## [WHAT NEEDS TO BE DONE]
In your copy, include every line of the listing below exactly but none of the pictures.

===== PROVIDED DATA

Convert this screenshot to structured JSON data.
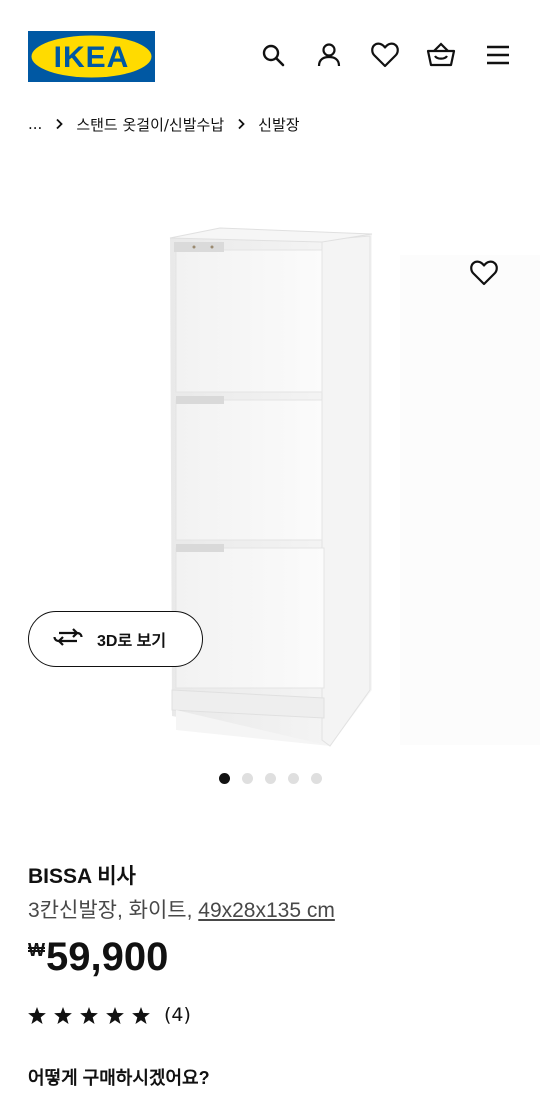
{
  "header": {
    "logo_text": "IKEA",
    "brand_blue": "#0058A3",
    "brand_yellow": "#FFDB00",
    "icons": [
      "search-icon",
      "user-icon",
      "heart-icon",
      "basket-icon",
      "menu-icon"
    ]
  },
  "breadcrumb": {
    "items": [
      "...",
      "스탠드 옷걸이/신발수납",
      "신발장"
    ]
  },
  "gallery": {
    "view_3d_label": "3D로 보기",
    "slide_count": 5,
    "active_slide": 1
  },
  "product": {
    "name": "BISSA 비사",
    "description": "3칸신발장, 화이트, ",
    "dimensions": "49x28x135 cm",
    "currency": "₩",
    "price": "59,900",
    "rating": 5,
    "review_count": "(4)"
  },
  "purchase": {
    "heading": "어떻게 구매하시겠어요?"
  }
}
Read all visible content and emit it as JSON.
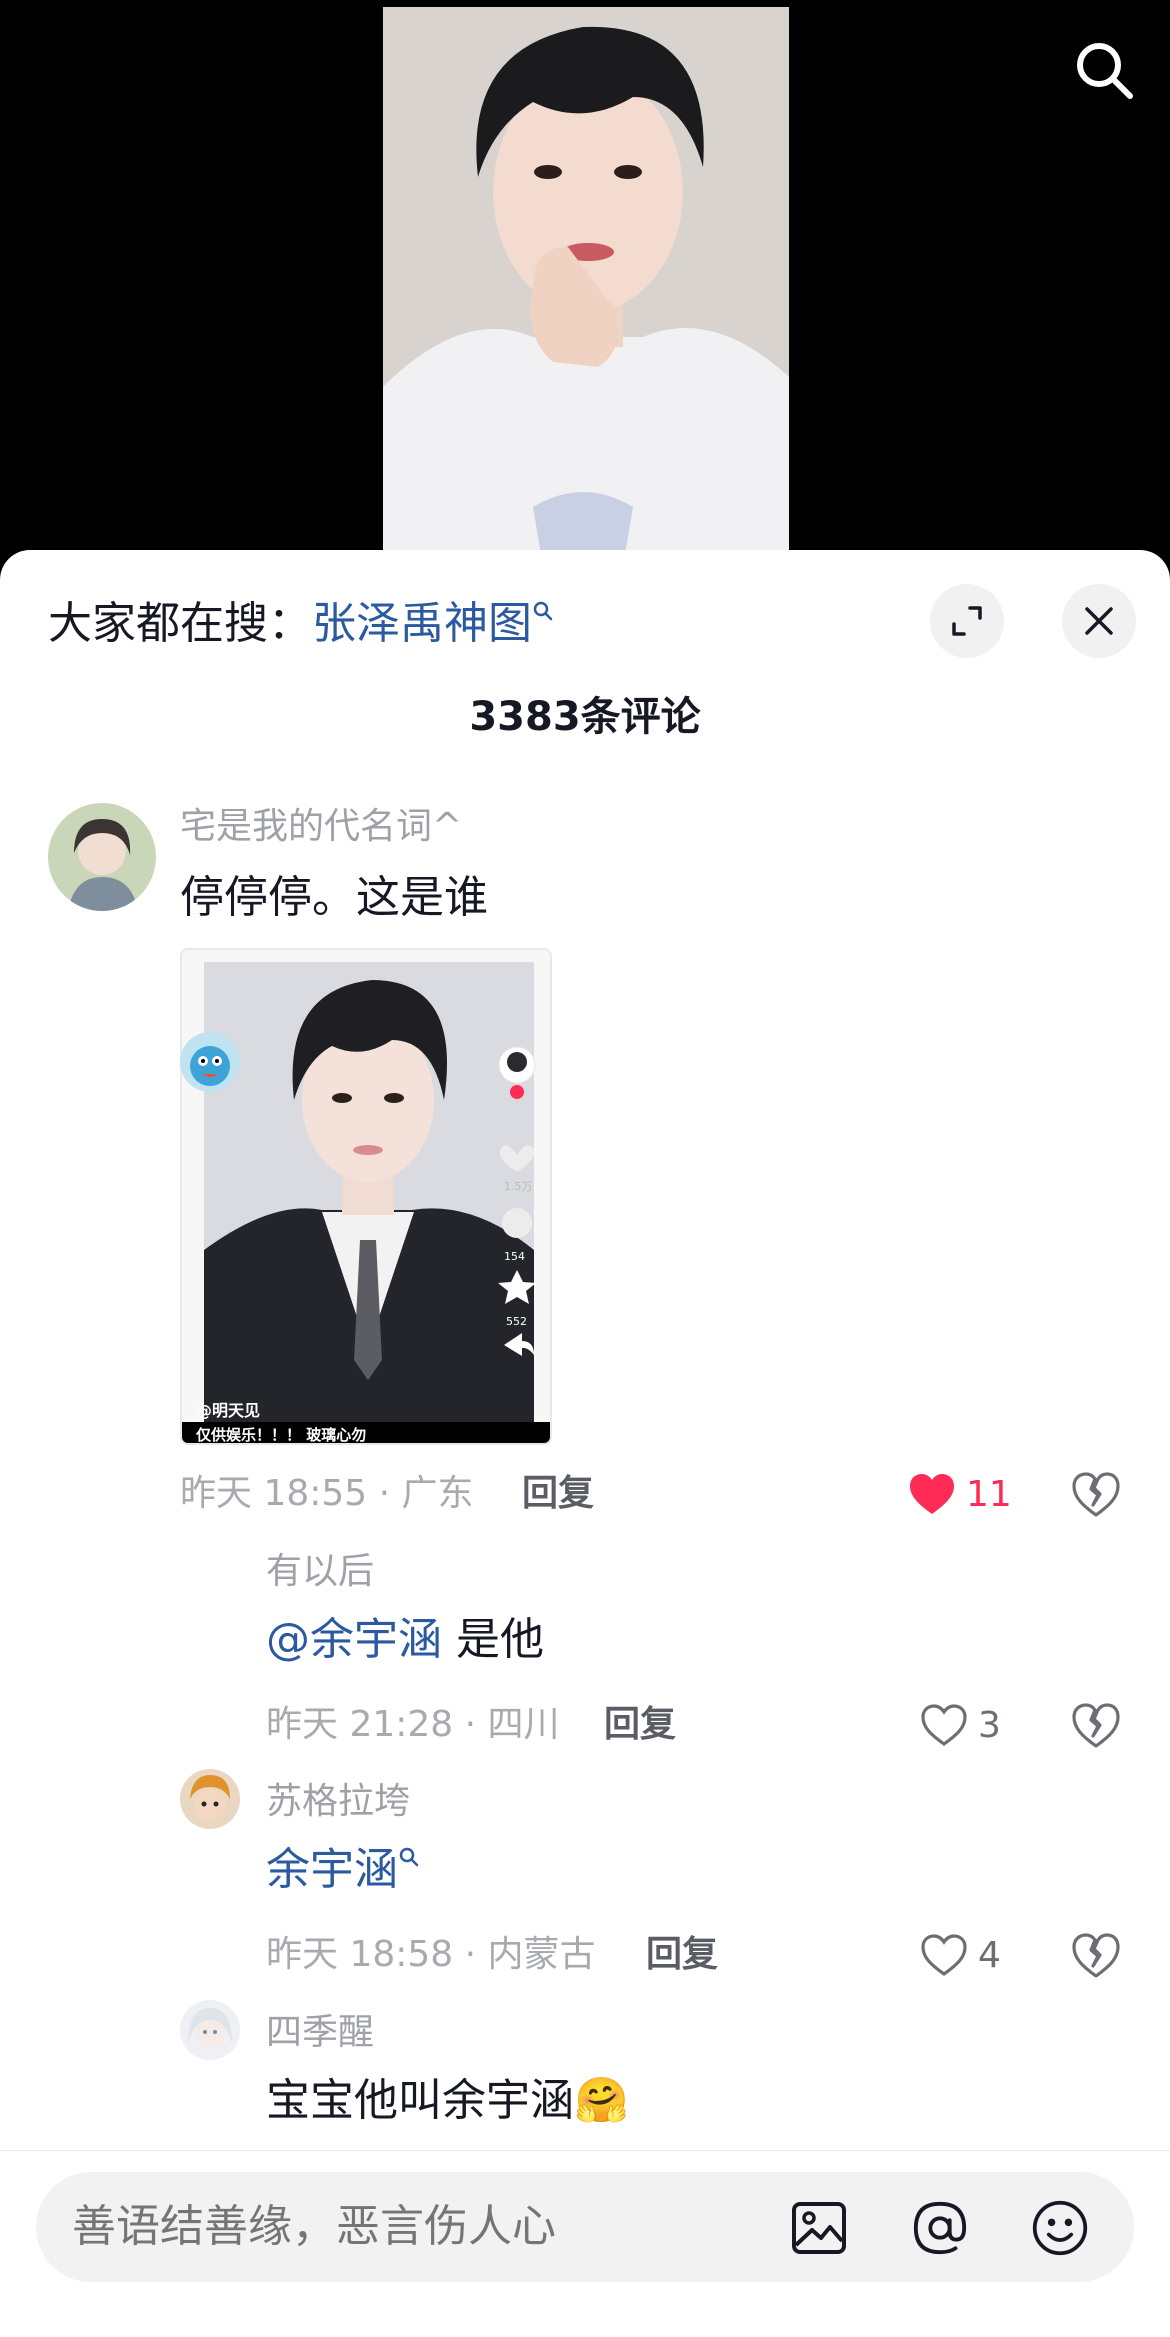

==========

## [TASK ANSWER]
Convert this screenshot to structured JSON data.
{
  "header": {
    "logo_text": "IKEA",
    "brand_blue": "#0058A3",
    "brand_yellow": "#FFDB00",
    "icons": [
      "search-icon",
      "user-icon",
      "heart-icon",
      "basket-icon",
      "menu-icon"
    ]
  },
  "breadcrumb": {
    "items": [
      "...",
      "스탠드 옷걸이/신발수납",
      "신발장"
    ]
  },
  "gallery": {
    "view_3d_label": "3D로 보기",
    "slide_count": 5,
    "active_slide": 1
  },
  "product": {
    "name": "BISSA 비사",
    "description": "3칸신발장, 화이트, ",
    "dimensions": "49x28x135 cm",
    "currency": "₩",
    "price": "59,900",
    "rating": 5,
    "review_count": "(4)"
  },
  "purchase": {
    "heading": "어떻게 구매하시겠어요?"
  }
}
Read all visible content and emit it as JSON.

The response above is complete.